Top image: NASA/JPL-Caltech/MSSS

io9’s comment of the day comes from iCowboy, who reminded us of this little bit of Maritian/Earth history:

The Soviet Union would have been the first to get images of Mars - but they had utterly wretched luck with their early missions. Two Mars 1M missions were launched in 1960 - both failed to reach orbit.

Mars 3MV (also called Mars 1) was launched in 1962, reached escape velocity and was in contact with Earth up until 100 million km away when it seems to have lost its orientation with respect to the Earth and Sun. Had it succeeded it would have flown past Mars at about 11,000km - slightly further than Mariner 4.

To make things worse, the Soviet Union launched two more unsuccessful Mars probes in 1962 - Mars 2MV-3 1 which was stranded in Earth orbit and was given the official name Sputnik 24; and Mars 2MV-4 1 which exploded in orbit shortly after it was called both Sputnik 22 and 29. This one nearly caused a nuclear war when its decaying debris was mis-interpreted as a Soviet missile launch by an Alaskan radar station.

Between then and 1969, the Soviet Union concentrated almost exclusively on lunar exploration and increasingly successful missions to Venus.

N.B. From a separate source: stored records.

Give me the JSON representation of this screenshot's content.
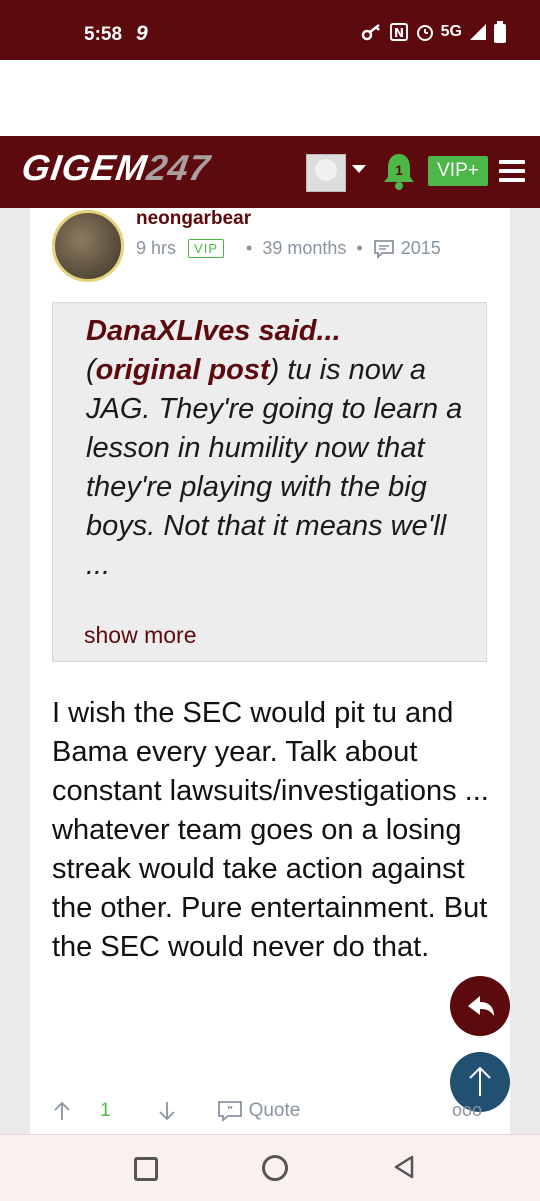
{
  "status_bar": {
    "time": "5:58",
    "notification_glyph": "9",
    "network": "5G",
    "icons": [
      "key-icon",
      "nfc-icon",
      "alarm-icon",
      "signal-icon",
      "battery-icon"
    ]
  },
  "header": {
    "logo_text": "GIGEM",
    "logo_number": "247",
    "notification_count": "1",
    "vip_label": "VIP+",
    "colors": {
      "primary": "#5c0a0d",
      "green": "#4db848"
    }
  },
  "post": {
    "username": "neongarbear",
    "time_ago": "9 hrs",
    "badge": "VIP",
    "tenure": "39 months",
    "post_count": "2015",
    "quote": {
      "author": "DanaXLIves said...",
      "link_open": "(",
      "link_text": "original post",
      "link_close": ")",
      "text": " tu is now a JAG. They're going to learn a lesson in humility now that they're playing with the big boys. Not that it means we'll ...",
      "show_more": "show more"
    },
    "body": "I wish the SEC would pit tu and Bama every year. Talk about constant lawsuits/investigations ... whatever team goes on a losing streak would take action against the other. Pure entertainment. But the SEC would never do that.",
    "actions": {
      "vote_count": "1",
      "quote_label": "Quote",
      "more": "ooo"
    }
  }
}
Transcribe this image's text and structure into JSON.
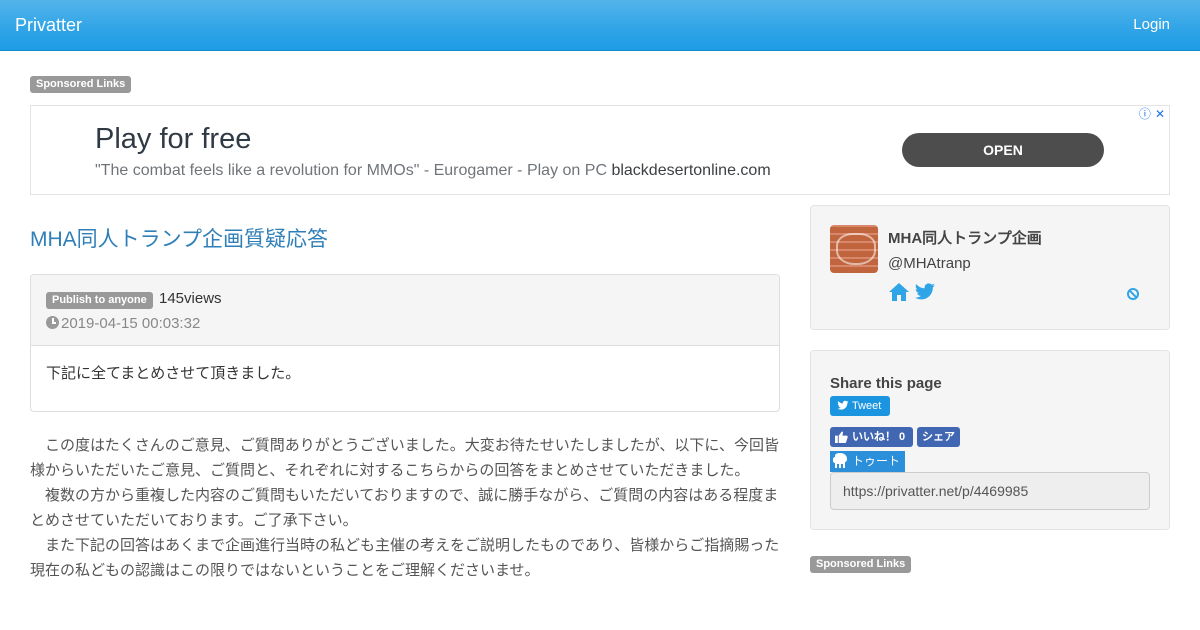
{
  "navbar": {
    "brand": "Privatter",
    "login": "Login"
  },
  "sponsored": {
    "label": "Sponsored Links"
  },
  "ad": {
    "title": "Play for free",
    "subtitle": "\"The combat feels like a revolution for MMOs\" - Eurogamer - Play on PC",
    "domain": "blackdesertonline.com",
    "cta": "OPEN",
    "info_glyph": "ⓘ",
    "close_glyph": "✕"
  },
  "post": {
    "title": "MHA同人トランプ企画質疑応答",
    "visibility": "Publish to anyone",
    "views": "145views",
    "date": "2019-04-15 00:03:32",
    "summary": "下記に全てまとめさせて頂きました。",
    "paragraphs": [
      "　この度はたくさんのご意見、ご質問ありがとうございました。大変お待たせいたしましたが、以下に、今回皆様からいただいたご意見、ご質問と、それぞれに対するこちらからの回答をまとめさせていただきました。",
      "　複数の方から重複した内容のご質問もいただいておりますので、誠に勝手ながら、ご質問の内容はある程度まとめさせていただいております。ご了承下さい。",
      "　また下記の回答はあくまで企画進行当時の私ども主催の考えをご説明したものであり、皆様からご指摘賜った現在の私どもの認識はこの限りではないということをご理解くださいませ。"
    ]
  },
  "profile": {
    "name": "MHA同人トランプ企画",
    "handle": "@MHAtranp",
    "icons": [
      "home-icon",
      "twitter-icon",
      "ban-icon"
    ]
  },
  "share": {
    "title": "Share this page",
    "tweet": "Tweet",
    "like": "いいね！ 0",
    "fb_share": "シェア",
    "toot": "トゥート",
    "url": "https://privatter.net/p/4469985"
  },
  "colors": {
    "navbar": "#2fa4e7",
    "title_link": "#2f7fb8",
    "label_gray": "#999999",
    "ad_button": "#4d4d4d",
    "twitter": "#1b95e0",
    "facebook": "#4267b2",
    "mastodon": "#2b90d9"
  }
}
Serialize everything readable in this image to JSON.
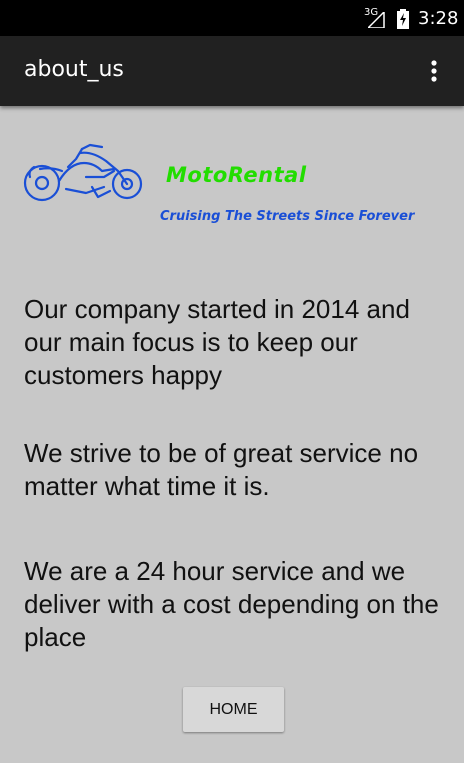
{
  "status_bar": {
    "network": "3G",
    "time": "3:28"
  },
  "action_bar": {
    "title": "about_us",
    "overflow_icon": "more-vert-icon"
  },
  "logo": {
    "brand": "MotoRental",
    "tagline": "Cruising The Streets Since Forever",
    "brand_color": "#22dd00",
    "tagline_color": "#1a4fd6",
    "icon": "motorcycle-icon"
  },
  "content": {
    "paragraph_1": "Our company started in 2014 and our main focus is to keep our customers happy",
    "paragraph_2": "We strive to be of great service no matter what time it is.",
    "paragraph_3": "We are a 24 hour service and we deliver with a cost depending on the place"
  },
  "buttons": {
    "home": "HOME"
  }
}
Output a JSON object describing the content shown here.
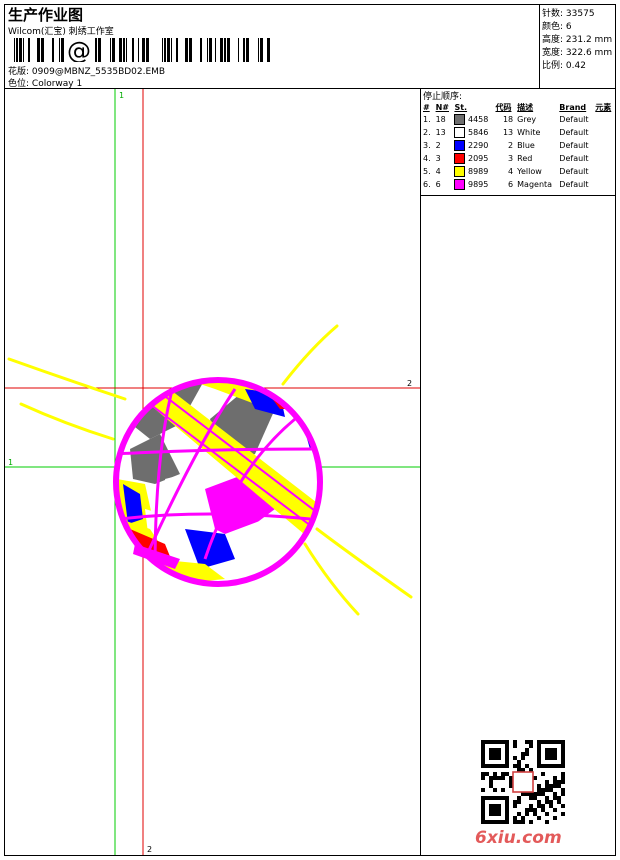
{
  "header": {
    "title": "生产作业图",
    "company": "Wilcom(汇宝) 刺绣工作室",
    "barcode_symbol": "@",
    "design_label": "花版:",
    "design_value": "0909@MBNZ_5535BD02.EMB",
    "colorway_label": "色位:",
    "colorway_value": "Colorway 1"
  },
  "stats": {
    "stitches_label": "针数:",
    "stitches_value": "33575",
    "colors_label": "颜色:",
    "colors_value": "6",
    "height_label": "高度:",
    "height_value": "231.2 mm",
    "width_label": "宽度:",
    "width_value": "322.6 mm",
    "scale_label": "比例:",
    "scale_value": "0.42"
  },
  "stop_sequence": {
    "title": "停止顺序:",
    "columns": [
      "#",
      "N#",
      "St.",
      "代码",
      "描述",
      "Brand",
      "元素"
    ],
    "rows": [
      {
        "idx": "1.",
        "n": "18",
        "color": "#6e6e6e",
        "st": "4458",
        "code": "18",
        "desc": "Grey",
        "brand": "Default"
      },
      {
        "idx": "2.",
        "n": "13",
        "color": "#ffffff",
        "st": "5846",
        "code": "13",
        "desc": "White",
        "brand": "Default"
      },
      {
        "idx": "3.",
        "n": "2",
        "color": "#0000ff",
        "st": "2290",
        "code": "2",
        "desc": "Blue",
        "brand": "Default"
      },
      {
        "idx": "4.",
        "n": "3",
        "color": "#ff0000",
        "st": "2095",
        "code": "3",
        "desc": "Red",
        "brand": "Default"
      },
      {
        "idx": "5.",
        "n": "4",
        "color": "#ffff00",
        "st": "8989",
        "code": "4",
        "desc": "Yellow",
        "brand": "Default"
      },
      {
        "idx": "6.",
        "n": "6",
        "color": "#ff00ff",
        "st": "9895",
        "code": "6",
        "desc": "Magenta",
        "brand": "Default"
      }
    ]
  },
  "guides": {
    "vertical_green_label": "1",
    "vertical_red_label": "2",
    "horizontal_red_label": "2",
    "horizontal_green_label": "1"
  },
  "watermark": {
    "text": "6xiu.com"
  },
  "colors": {
    "grid_green": "#00cc00",
    "grid_red": "#e00000",
    "yellow": "#ffff00",
    "magenta": "#ff00ff"
  }
}
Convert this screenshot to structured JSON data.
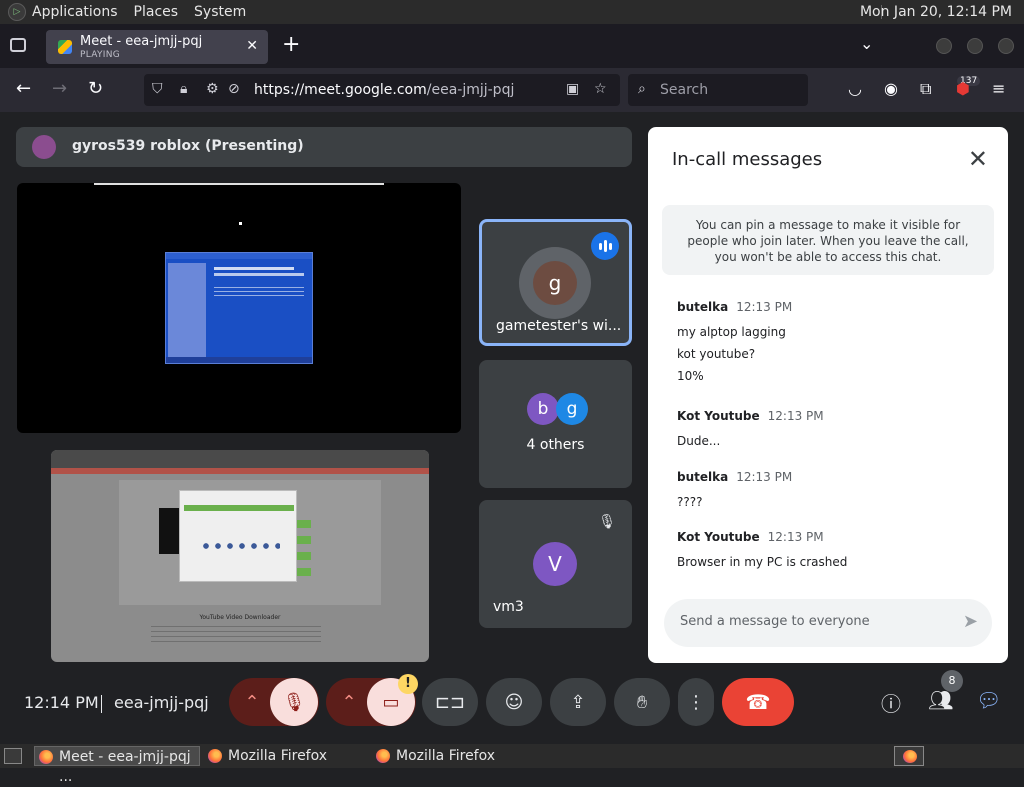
{
  "panel": {
    "applications": "Applications",
    "places": "Places",
    "system": "System",
    "clock": "Mon Jan 20, 12:14 PM"
  },
  "browser": {
    "tab_title": "Meet - eea-jmjj-pqj",
    "tab_status": "PLAYING",
    "url_host": "https://meet.google.com",
    "url_path": "/eea-jmjj-pqj",
    "search_placeholder": "Search",
    "extension_badge": "137"
  },
  "meet": {
    "presenter_label": "gyros539 roblox (Presenting)",
    "participants": [
      {
        "initial": "g",
        "name": "gametester's wi...",
        "color": "#6d4c41",
        "speaking": true
      },
      {
        "initials": [
          "b",
          "g"
        ],
        "colors": [
          "#7e57c2",
          "#1e88e5"
        ],
        "label": "4 others"
      },
      {
        "initial": "V",
        "name": "vm3",
        "color": "#7e57c2",
        "muted": true
      }
    ],
    "shared_caption": "YouTube Video Downloader"
  },
  "chat": {
    "title": "In-call messages",
    "pin_note": "You can pin a message to make it visible for people who join later. When you leave the call, you won't be able to access this chat.",
    "messages": [
      {
        "sender": "butelka",
        "time": "12:13 PM",
        "lines": [
          "my alptop lagging",
          "kot youtube?",
          "10%"
        ]
      },
      {
        "sender": "Kot Youtube",
        "time": "12:13 PM",
        "lines": [
          "Dude..."
        ]
      },
      {
        "sender": "butelka",
        "time": "12:13 PM",
        "lines": [
          "????"
        ]
      },
      {
        "sender": "Kot Youtube",
        "time": "12:13 PM",
        "lines": [
          "Browser in my PC is crashed"
        ]
      }
    ],
    "input_placeholder": "Send a message to everyone"
  },
  "controls": {
    "time": "12:14 PM",
    "meeting_code": "eea-jmjj-pqj",
    "warning_glyph": "!",
    "people_count": "8"
  },
  "taskbar": {
    "items": [
      "Meet - eea-jmjj-pqj ...",
      "Mozilla Firefox",
      "Mozilla Firefox"
    ]
  },
  "colors": {
    "accent_blue": "#8ab4f8",
    "end_call_red": "#ea4335",
    "muted_red": "#5c1e1a",
    "panel_bg": "#3c4043"
  }
}
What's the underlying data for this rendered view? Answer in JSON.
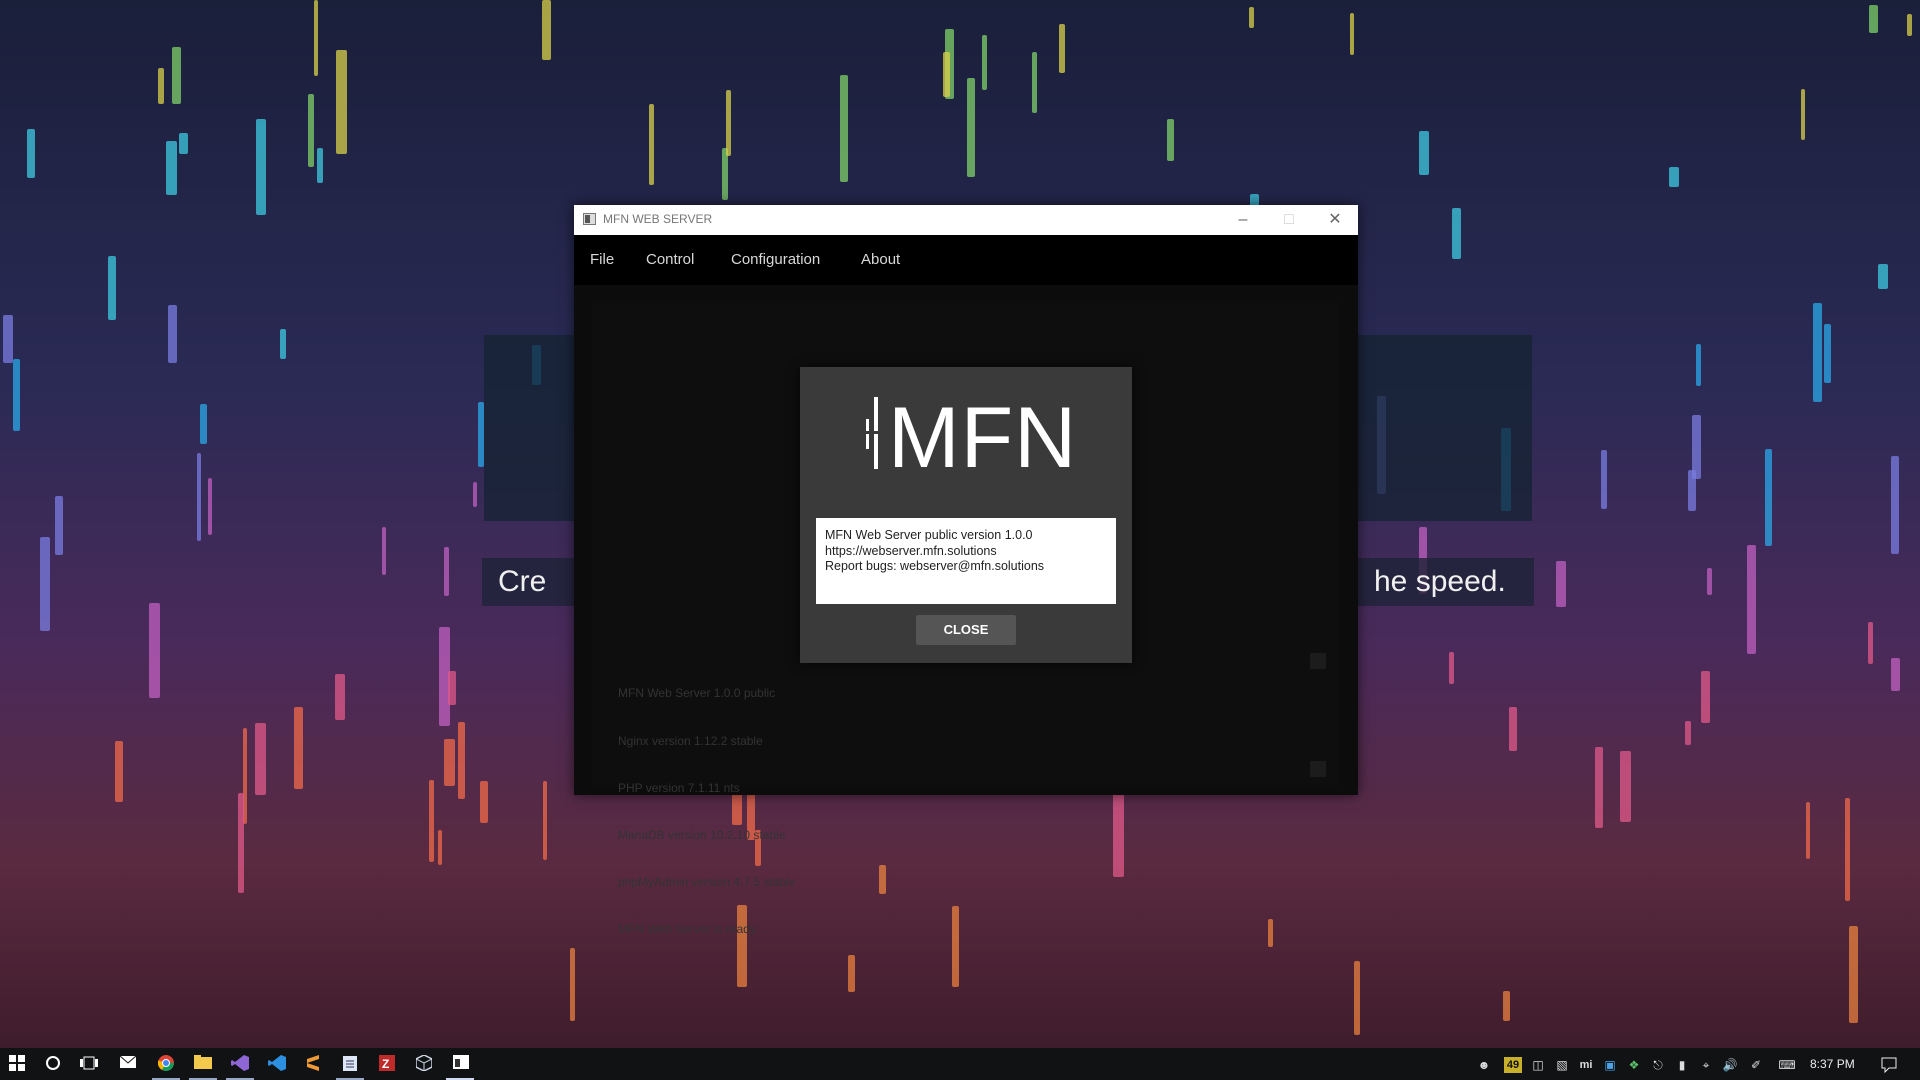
{
  "desktop": {
    "banner_left_text": "Cre",
    "banner_right_text": "he speed."
  },
  "window": {
    "title": "MFN WEB SERVER",
    "controls": {
      "minimize": "–",
      "maximize": "□",
      "close": "✕"
    },
    "menu": [
      "File",
      "Control",
      "Configuration",
      "About"
    ],
    "log_lines": [
      "MFN Web Server 1.0.0 public",
      "Nginx version 1.12.2 stable",
      "PHP version 7.1.11 nts",
      "MariaDB version 10.2.10 stable",
      "phpMyAdmin version 4.7.5 stable",
      "MFN Web Server is ready..."
    ]
  },
  "about_dialog": {
    "logo_text": "MFN",
    "info_lines": [
      "MFN Web Server public version 1.0.0",
      "https://webserver.mfn.solutions",
      "Report bugs: webserver@mfn.solutions"
    ],
    "close_label": "CLOSE"
  },
  "taskbar": {
    "pinned_icons": [
      "windows-start-icon",
      "cortana-search-icon",
      "task-view-icon",
      "mail-icon",
      "chrome-icon",
      "file-explorer-icon",
      "visual-studio-icon",
      "vscode-icon",
      "sublime-text-icon",
      "notepad-icon",
      "filezilla-icon",
      "box-app-icon",
      "mfn-web-server-icon"
    ],
    "tray_badge": "49",
    "clock": "8:37 PM"
  },
  "colors": {
    "window_bg": "#0c0c0c",
    "dialog_bg": "#3a3a3a",
    "button_bg": "#555555"
  }
}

It’s next Mars probe - the twin Mars 2M missions - well they exploded during launch.

The story doesn’t end, there, though. Just two years ago, NASA released these images, saying that they thought they may have found the remains of some of the Soviet Union’s Mars3 hardware—including a parachute and a heat shield— in pictures from NASA’s Mars Reconnaissance Orbiter:

Image: NASA/JPL-Caltech/Univ. of Arizona